== Work request ==
Where in the data below does the word "subtitle" appear? Copy every line that has it.
-- Opening Marker --
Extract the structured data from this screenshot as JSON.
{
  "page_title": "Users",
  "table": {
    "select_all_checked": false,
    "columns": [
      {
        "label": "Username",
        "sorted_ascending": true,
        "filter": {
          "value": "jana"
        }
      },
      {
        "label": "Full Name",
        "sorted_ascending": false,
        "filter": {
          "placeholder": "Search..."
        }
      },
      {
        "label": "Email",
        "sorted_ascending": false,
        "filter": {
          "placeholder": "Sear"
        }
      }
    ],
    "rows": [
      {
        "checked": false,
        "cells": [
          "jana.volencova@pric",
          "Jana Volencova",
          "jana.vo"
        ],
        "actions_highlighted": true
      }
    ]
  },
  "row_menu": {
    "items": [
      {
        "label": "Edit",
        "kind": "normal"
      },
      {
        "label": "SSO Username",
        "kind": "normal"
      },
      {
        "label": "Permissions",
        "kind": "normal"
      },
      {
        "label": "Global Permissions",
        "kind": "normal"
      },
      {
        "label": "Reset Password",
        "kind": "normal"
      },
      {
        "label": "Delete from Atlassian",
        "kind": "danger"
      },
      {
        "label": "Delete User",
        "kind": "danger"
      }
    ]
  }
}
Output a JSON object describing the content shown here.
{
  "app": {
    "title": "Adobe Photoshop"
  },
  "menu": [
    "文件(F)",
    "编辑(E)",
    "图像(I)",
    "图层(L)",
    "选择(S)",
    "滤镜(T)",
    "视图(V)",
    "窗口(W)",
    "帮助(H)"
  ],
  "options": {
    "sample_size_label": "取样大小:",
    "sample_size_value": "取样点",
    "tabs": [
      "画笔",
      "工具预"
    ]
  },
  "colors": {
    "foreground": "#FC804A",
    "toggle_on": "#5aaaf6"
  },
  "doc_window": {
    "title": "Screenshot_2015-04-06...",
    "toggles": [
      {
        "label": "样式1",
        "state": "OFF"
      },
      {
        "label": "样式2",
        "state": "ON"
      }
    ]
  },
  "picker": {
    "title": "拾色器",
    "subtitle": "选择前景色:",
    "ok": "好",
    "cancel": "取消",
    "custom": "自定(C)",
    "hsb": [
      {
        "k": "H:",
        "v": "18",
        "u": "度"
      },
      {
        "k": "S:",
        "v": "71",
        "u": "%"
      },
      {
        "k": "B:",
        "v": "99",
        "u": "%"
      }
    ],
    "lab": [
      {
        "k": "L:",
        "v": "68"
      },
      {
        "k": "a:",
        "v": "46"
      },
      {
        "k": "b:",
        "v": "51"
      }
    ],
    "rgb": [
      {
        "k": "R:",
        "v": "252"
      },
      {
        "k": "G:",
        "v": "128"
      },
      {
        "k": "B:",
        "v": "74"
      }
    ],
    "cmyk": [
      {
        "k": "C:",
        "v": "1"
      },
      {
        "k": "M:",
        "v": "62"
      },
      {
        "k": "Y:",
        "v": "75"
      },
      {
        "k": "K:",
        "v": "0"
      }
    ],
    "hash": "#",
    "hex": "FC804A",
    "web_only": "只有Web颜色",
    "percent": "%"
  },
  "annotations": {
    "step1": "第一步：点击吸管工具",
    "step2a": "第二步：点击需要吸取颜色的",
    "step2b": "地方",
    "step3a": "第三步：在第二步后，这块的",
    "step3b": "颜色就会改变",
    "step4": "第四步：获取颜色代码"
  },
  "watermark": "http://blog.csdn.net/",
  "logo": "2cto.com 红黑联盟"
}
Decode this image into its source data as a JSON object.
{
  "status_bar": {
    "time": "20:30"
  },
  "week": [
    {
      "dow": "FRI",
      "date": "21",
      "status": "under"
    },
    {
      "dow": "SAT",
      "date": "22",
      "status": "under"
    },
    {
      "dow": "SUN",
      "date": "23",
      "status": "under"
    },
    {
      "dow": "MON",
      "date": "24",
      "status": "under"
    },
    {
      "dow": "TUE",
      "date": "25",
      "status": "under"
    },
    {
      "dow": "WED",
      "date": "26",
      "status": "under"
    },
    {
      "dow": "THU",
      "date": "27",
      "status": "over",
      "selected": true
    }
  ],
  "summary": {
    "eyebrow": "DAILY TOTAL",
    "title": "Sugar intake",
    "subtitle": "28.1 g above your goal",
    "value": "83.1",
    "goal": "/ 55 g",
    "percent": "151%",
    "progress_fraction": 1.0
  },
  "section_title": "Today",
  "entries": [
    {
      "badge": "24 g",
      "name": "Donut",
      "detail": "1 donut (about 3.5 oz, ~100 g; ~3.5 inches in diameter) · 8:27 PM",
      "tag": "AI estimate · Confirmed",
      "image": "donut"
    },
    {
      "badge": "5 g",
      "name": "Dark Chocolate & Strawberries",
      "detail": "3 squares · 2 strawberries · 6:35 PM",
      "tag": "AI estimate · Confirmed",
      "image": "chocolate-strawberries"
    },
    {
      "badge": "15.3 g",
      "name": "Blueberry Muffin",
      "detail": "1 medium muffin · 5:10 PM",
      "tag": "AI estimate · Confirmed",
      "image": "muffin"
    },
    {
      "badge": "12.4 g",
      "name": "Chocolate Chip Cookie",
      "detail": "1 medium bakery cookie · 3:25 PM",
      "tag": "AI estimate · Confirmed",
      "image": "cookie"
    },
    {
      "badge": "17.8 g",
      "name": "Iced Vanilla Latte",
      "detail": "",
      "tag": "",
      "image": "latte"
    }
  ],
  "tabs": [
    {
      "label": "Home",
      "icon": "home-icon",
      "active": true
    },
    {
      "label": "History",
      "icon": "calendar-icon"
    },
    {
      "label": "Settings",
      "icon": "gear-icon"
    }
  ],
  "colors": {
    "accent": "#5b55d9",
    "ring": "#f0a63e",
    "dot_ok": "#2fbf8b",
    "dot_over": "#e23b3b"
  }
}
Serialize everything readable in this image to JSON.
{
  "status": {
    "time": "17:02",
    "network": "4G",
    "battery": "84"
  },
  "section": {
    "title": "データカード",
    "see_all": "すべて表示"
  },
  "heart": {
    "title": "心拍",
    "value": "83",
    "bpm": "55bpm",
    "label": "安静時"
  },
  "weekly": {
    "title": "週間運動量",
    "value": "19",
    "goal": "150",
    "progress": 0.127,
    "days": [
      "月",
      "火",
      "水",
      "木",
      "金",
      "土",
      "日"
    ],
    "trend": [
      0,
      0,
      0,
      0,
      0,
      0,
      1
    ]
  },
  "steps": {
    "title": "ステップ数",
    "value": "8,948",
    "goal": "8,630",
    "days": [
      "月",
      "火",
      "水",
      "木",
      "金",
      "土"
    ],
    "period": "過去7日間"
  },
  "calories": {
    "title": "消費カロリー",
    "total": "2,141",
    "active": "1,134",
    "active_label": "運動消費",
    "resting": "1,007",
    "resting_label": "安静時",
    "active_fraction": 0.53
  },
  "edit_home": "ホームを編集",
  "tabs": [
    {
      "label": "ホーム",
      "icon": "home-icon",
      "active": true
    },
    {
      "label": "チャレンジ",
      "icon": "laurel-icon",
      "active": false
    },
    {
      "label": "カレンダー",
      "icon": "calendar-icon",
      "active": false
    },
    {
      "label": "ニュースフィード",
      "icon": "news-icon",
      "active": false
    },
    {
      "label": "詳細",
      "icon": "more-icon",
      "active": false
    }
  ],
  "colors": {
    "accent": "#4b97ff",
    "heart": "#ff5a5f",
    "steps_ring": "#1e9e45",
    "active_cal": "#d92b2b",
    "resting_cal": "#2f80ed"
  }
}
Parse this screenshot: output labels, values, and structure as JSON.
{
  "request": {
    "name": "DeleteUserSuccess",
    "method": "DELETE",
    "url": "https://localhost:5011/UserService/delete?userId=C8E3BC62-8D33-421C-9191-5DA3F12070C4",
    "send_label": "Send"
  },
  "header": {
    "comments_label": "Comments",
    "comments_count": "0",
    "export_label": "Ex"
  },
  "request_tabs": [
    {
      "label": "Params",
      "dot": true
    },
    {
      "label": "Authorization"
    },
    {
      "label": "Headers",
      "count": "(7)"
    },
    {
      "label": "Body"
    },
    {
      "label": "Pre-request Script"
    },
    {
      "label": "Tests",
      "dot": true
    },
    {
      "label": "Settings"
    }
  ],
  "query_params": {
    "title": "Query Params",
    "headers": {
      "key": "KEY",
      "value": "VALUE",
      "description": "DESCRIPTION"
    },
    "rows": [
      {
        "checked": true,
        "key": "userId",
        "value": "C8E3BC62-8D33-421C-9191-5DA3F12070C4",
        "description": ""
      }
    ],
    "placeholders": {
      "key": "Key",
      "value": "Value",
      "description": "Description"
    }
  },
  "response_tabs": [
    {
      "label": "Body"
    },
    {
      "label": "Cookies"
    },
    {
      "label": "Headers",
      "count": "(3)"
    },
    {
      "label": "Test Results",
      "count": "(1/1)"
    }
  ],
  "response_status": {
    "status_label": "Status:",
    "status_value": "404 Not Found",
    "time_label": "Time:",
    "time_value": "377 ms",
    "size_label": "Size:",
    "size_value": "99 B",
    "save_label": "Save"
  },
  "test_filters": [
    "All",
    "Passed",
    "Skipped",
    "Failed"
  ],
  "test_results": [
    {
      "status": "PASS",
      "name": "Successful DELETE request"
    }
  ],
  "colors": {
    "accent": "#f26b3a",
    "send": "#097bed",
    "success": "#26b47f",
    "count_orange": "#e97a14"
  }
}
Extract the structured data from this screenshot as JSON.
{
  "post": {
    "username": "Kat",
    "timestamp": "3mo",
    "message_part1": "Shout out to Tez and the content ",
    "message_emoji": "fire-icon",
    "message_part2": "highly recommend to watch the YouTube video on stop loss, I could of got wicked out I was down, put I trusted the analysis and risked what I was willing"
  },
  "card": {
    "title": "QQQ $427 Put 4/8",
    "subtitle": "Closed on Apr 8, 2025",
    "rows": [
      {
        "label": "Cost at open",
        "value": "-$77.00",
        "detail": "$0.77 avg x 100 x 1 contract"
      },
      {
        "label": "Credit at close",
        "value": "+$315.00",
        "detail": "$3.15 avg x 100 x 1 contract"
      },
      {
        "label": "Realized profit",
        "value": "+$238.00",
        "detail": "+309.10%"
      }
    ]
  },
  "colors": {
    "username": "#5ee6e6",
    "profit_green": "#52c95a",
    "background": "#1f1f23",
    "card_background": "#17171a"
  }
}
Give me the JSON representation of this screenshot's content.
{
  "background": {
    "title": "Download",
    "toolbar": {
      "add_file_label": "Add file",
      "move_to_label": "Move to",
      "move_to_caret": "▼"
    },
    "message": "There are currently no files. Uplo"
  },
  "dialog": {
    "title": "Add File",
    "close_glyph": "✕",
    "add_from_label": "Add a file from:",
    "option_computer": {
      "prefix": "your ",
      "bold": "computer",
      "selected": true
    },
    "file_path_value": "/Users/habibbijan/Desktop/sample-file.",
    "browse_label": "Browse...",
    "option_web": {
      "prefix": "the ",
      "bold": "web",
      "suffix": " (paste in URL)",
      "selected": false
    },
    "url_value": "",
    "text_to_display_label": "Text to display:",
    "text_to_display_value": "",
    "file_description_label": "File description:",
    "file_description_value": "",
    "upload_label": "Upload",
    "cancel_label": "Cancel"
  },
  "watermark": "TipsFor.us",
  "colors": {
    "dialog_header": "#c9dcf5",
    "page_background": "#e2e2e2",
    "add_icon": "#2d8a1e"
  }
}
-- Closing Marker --
== Problem solution ==
    "subtitle": "选择前景色:",
    "subtitle": "28.1 g above your goal",
    "subtitle": "Closed on Apr 8, 2025",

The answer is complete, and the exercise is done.